What this task involves
Lines holding the string "temp" are the ones to copy; find them all in the data.

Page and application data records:
++++++++++++++++++++

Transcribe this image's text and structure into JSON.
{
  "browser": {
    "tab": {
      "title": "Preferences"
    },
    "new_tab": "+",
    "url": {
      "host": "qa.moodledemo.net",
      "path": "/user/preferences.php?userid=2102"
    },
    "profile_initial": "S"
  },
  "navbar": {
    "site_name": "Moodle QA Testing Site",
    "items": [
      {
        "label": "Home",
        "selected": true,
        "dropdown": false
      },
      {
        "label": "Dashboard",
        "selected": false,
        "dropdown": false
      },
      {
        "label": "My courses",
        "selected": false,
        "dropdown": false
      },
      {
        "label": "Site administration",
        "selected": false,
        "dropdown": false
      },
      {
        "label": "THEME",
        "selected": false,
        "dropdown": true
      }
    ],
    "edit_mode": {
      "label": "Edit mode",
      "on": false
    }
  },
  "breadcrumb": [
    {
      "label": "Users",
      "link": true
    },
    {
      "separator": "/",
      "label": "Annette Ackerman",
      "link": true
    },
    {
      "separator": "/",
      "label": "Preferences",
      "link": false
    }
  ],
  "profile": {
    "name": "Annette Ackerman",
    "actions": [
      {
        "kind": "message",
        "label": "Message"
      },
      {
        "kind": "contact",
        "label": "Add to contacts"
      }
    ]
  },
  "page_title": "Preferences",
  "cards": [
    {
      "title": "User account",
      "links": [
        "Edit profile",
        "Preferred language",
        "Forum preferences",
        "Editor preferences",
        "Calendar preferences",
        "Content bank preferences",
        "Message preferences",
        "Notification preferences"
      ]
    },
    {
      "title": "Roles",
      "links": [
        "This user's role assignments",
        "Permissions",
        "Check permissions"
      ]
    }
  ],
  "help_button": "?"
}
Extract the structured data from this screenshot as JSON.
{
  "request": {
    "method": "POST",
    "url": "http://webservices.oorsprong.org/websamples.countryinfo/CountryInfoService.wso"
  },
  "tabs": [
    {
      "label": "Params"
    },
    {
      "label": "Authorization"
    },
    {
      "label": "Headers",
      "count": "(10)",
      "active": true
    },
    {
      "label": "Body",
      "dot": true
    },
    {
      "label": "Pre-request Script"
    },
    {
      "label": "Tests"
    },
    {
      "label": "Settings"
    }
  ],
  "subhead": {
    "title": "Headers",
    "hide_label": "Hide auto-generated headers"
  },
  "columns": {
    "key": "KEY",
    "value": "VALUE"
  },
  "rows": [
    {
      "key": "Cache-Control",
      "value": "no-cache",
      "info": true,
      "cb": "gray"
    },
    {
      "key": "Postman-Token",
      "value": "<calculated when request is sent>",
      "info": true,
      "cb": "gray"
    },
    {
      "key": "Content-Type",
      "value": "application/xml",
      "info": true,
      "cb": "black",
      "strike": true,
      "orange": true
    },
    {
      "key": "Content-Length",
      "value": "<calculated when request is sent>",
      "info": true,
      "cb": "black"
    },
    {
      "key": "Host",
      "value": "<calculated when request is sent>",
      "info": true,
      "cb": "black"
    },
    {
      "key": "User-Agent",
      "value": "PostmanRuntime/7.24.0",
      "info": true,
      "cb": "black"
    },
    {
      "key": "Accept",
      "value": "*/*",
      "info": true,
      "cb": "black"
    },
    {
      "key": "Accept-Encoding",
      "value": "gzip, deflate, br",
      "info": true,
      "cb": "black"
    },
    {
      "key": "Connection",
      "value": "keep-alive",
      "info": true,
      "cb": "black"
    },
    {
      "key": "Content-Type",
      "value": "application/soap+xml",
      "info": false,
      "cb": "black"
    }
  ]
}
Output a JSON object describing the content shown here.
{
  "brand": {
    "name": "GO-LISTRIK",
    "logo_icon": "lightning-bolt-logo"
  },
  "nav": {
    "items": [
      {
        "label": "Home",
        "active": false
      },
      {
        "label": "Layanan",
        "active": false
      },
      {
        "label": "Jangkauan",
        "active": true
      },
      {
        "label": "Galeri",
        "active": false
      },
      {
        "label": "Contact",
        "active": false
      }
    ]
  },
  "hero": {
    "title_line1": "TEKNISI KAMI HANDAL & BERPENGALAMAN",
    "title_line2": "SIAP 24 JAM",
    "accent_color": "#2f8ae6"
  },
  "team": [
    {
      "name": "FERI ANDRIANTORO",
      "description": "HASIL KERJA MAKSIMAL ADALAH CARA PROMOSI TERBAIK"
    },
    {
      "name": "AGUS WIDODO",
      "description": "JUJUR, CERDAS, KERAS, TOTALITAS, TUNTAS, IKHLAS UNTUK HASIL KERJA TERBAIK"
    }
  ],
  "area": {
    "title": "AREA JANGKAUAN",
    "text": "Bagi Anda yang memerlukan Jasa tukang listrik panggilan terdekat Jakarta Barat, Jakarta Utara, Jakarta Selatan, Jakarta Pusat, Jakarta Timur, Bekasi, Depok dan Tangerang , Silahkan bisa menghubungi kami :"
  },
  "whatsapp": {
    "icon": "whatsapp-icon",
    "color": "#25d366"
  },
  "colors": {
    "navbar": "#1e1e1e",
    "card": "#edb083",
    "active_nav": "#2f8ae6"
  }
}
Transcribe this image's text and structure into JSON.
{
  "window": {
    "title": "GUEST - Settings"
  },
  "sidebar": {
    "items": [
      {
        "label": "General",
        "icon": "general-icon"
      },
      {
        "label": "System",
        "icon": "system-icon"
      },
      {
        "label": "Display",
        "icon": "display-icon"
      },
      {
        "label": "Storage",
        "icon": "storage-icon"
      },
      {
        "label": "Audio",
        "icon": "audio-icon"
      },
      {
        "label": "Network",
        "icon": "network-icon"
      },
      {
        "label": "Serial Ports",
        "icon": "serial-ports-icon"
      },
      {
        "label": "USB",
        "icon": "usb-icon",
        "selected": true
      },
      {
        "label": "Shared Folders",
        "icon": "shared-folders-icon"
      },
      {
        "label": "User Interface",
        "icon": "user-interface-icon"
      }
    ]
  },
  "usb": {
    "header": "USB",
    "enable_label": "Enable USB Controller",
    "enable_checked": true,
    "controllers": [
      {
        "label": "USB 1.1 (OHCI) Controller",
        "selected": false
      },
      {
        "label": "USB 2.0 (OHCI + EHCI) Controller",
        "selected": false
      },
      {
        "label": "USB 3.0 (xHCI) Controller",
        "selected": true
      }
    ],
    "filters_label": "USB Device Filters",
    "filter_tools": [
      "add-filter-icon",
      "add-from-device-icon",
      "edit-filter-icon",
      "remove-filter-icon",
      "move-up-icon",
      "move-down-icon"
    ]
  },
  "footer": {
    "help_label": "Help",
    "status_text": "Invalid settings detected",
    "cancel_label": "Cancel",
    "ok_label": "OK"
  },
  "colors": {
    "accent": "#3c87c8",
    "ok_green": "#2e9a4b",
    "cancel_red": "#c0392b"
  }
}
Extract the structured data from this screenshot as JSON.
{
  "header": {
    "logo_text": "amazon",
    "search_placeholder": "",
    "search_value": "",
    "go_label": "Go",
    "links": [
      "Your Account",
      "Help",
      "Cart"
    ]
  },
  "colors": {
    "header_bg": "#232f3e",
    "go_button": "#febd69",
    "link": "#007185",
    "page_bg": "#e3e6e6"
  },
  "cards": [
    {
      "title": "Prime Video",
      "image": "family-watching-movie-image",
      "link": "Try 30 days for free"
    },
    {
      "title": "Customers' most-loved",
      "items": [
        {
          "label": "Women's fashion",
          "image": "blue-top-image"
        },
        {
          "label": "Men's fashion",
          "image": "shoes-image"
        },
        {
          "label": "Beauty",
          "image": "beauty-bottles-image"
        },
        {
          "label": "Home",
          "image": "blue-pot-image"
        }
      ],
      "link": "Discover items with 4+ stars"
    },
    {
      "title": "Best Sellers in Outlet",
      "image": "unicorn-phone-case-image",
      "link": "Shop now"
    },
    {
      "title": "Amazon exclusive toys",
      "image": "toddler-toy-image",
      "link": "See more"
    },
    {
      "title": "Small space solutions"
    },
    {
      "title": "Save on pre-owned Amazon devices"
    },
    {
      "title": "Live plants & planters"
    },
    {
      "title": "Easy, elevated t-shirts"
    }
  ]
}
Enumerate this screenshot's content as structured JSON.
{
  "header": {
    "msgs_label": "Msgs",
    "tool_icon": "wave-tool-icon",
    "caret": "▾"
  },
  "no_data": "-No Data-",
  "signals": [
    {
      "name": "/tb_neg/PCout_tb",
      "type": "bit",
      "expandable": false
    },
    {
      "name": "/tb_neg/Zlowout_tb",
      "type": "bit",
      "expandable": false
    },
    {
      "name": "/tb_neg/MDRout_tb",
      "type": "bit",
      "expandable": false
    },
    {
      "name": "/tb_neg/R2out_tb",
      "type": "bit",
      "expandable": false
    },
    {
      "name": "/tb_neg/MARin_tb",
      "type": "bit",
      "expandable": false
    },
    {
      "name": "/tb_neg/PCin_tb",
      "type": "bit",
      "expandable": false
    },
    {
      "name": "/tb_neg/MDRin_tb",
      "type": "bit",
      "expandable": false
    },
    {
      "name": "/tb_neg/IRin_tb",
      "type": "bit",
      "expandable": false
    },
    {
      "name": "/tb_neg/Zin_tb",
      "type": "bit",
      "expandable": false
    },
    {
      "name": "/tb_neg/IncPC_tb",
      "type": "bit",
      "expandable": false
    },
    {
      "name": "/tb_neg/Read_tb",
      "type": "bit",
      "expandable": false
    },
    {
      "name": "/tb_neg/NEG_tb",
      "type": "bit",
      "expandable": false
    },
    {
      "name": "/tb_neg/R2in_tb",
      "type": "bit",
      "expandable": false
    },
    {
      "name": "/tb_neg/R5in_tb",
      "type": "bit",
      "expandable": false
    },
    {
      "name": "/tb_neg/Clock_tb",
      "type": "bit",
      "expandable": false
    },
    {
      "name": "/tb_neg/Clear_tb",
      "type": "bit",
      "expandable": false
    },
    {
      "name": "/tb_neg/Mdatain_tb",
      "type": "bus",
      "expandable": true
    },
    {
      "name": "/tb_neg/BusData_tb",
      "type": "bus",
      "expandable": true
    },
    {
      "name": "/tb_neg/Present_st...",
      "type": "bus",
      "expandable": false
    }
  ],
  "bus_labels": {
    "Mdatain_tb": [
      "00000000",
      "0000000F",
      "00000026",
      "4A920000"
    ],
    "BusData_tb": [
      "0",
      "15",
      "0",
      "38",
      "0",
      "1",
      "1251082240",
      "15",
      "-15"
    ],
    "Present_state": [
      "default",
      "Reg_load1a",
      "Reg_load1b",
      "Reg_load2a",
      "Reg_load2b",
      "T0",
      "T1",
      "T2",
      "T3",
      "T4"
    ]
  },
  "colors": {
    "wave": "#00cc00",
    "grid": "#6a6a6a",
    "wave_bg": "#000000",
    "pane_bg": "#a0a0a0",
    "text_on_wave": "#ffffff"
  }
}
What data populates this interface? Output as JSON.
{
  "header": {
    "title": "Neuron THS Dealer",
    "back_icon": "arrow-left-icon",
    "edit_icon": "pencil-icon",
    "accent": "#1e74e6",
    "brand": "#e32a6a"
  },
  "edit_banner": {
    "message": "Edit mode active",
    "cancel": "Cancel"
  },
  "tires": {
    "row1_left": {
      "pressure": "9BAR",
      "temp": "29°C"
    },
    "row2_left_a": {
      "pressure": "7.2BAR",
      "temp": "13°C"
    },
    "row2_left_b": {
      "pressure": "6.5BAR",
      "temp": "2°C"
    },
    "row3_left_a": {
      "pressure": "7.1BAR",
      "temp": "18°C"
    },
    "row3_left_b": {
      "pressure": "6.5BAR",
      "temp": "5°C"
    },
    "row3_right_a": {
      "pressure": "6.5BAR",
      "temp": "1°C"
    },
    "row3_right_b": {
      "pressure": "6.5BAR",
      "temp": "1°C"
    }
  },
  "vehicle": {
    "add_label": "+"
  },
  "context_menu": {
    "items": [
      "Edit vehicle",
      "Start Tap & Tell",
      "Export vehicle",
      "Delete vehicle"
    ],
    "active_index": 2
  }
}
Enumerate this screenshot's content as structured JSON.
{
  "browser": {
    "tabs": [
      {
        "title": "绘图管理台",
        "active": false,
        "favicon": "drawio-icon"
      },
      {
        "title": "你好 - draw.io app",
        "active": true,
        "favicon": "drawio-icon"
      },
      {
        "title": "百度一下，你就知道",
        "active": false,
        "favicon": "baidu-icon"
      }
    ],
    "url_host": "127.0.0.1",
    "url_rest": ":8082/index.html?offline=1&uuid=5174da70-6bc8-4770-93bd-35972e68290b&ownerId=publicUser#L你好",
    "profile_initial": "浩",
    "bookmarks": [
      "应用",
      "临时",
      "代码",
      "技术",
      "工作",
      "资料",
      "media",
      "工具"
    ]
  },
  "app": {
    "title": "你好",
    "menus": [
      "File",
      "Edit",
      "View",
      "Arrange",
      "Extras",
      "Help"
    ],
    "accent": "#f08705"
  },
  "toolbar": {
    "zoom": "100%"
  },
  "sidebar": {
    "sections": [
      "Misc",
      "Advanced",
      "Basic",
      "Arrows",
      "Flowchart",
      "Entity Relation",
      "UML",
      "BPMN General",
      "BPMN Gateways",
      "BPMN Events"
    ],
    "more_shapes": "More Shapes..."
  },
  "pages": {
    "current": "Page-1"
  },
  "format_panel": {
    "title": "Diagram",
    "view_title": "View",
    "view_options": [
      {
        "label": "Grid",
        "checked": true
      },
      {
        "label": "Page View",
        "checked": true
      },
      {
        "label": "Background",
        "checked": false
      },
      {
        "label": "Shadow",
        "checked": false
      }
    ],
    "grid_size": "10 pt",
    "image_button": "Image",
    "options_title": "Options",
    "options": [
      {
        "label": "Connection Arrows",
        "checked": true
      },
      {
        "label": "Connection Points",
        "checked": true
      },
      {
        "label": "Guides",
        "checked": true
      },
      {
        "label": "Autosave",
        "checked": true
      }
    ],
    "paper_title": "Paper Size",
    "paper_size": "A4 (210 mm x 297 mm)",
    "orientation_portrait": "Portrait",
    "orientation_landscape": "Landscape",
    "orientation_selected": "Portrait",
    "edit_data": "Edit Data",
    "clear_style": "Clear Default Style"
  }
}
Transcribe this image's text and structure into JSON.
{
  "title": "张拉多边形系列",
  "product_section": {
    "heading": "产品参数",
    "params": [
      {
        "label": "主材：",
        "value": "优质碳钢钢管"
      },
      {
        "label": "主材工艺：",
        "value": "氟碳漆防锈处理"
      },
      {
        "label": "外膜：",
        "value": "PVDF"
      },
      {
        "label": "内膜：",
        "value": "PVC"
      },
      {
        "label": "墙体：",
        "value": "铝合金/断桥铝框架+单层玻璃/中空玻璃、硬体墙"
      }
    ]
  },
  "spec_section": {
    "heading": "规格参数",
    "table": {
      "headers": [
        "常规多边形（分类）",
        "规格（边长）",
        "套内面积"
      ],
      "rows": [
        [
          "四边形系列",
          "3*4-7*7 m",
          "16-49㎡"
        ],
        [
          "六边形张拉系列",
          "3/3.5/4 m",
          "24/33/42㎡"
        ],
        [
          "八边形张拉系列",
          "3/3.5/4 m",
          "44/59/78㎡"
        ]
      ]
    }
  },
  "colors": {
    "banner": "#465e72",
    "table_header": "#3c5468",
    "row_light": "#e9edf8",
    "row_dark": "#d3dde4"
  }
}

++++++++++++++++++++

Expected output
      "temp": "29°C"
      "temp": "13°C"
      "temp": "2°C"
      "temp": "18°C"
      "temp": "5°C"
      "temp": "1°C"
      "temp": "1°C"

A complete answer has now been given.